+++ Task data

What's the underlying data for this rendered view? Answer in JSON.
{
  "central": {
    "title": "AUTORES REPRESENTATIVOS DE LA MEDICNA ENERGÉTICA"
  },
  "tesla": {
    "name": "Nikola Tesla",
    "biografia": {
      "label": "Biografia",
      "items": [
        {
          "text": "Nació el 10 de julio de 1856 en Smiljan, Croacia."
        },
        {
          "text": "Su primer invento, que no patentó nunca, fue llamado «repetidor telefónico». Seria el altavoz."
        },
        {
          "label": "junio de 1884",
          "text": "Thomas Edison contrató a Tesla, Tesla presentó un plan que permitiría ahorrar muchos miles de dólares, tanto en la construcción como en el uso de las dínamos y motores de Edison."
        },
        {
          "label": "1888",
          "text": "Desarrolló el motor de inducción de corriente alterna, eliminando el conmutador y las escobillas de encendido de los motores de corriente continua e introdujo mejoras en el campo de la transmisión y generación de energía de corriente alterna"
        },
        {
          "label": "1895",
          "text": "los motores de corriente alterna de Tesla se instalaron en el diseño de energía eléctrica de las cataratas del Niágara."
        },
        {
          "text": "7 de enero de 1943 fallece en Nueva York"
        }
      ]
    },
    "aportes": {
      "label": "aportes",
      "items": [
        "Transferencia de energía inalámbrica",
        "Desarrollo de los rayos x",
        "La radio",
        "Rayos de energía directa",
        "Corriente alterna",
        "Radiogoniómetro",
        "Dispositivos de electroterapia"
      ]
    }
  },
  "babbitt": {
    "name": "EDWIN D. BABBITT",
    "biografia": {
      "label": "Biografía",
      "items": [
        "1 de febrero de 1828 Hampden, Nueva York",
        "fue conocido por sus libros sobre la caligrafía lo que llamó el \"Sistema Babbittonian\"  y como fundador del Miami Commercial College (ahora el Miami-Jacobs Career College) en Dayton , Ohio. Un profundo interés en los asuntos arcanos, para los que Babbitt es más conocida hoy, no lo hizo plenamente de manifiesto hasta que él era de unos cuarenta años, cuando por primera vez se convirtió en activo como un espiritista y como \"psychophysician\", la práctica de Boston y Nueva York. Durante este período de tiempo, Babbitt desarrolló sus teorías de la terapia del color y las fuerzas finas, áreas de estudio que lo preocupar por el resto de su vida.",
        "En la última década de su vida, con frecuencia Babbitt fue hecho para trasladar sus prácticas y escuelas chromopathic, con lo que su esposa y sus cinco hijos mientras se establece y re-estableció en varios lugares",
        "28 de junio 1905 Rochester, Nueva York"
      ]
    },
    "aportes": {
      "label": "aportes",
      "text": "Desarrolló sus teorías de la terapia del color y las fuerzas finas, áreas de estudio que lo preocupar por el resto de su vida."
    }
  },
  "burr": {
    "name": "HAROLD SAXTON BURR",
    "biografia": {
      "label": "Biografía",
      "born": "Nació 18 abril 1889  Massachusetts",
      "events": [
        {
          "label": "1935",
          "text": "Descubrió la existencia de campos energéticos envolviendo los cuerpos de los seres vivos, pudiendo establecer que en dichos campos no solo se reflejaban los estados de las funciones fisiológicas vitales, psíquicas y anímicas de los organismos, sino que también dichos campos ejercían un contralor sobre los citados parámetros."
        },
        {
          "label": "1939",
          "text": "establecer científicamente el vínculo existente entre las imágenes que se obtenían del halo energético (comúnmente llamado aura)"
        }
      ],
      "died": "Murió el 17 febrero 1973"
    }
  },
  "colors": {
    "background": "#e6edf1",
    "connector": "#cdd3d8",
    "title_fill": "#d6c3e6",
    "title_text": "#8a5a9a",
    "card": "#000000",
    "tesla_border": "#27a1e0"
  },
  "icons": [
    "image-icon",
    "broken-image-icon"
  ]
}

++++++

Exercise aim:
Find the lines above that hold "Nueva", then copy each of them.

Your response:
          "text": "7 de enero de 1943 fallece en Nueva York"
        "1 de febrero de 1828 Hampden, Nueva York",
        "fue conocido por sus libros sobre la caligrafía lo que llamó el \"Sistema Babbittonian\"  y como fundador del Miami Commercial College (ahora el Miami-Jacobs Career College) en Dayton , Ohio. Un profundo interés en los asuntos arcanos, para los que Babbitt es más conocida hoy, no lo hizo plenamente de manifiesto hasta que él era de unos cuarenta años, cuando por primera vez se convirtió en activo como un espiritista y como \"psychophysician\", la práctica de Boston y Nueva York. Durante este período de tiempo, Babbitt desarrolló sus teorías de la terapia del color y las fuerzas finas, áreas de estudio que lo preocupar por el resto de su vida.",
        "28 de junio 1905 Rochester, Nueva York"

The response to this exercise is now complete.